[Recorded data]
■ ■ ■ ■ ■

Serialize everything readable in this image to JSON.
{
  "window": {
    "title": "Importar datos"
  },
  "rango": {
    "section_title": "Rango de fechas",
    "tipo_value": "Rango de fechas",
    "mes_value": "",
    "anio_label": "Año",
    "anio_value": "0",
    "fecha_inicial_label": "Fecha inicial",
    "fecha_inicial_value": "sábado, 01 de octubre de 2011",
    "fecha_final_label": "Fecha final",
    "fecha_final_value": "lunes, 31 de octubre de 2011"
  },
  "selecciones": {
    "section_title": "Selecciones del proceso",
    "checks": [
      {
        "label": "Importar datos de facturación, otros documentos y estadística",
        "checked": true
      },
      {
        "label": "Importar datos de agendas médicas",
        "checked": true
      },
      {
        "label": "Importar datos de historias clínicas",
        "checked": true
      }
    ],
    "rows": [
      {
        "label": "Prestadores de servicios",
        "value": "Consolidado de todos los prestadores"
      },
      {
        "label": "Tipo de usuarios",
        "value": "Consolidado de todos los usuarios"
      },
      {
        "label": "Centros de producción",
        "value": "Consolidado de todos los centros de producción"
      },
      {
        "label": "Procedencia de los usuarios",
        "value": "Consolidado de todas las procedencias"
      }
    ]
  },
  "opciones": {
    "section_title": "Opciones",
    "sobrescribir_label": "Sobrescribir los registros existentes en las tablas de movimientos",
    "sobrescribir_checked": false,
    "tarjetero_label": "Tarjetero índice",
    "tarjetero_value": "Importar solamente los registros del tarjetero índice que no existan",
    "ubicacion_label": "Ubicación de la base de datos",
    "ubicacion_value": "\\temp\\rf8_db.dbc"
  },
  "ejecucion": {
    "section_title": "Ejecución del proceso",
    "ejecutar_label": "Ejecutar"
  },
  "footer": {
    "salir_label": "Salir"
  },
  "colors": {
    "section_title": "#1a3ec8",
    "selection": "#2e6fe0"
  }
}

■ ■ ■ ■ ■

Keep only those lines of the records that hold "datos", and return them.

Expected output:
    "title": "Importar datos"
        "label": "Importar datos de facturación, otros documentos y estadística",
        "label": "Importar datos de agendas médicas",
        "label": "Importar datos de historias clínicas",
    "ubicacion_label": "Ubicación de la base de datos",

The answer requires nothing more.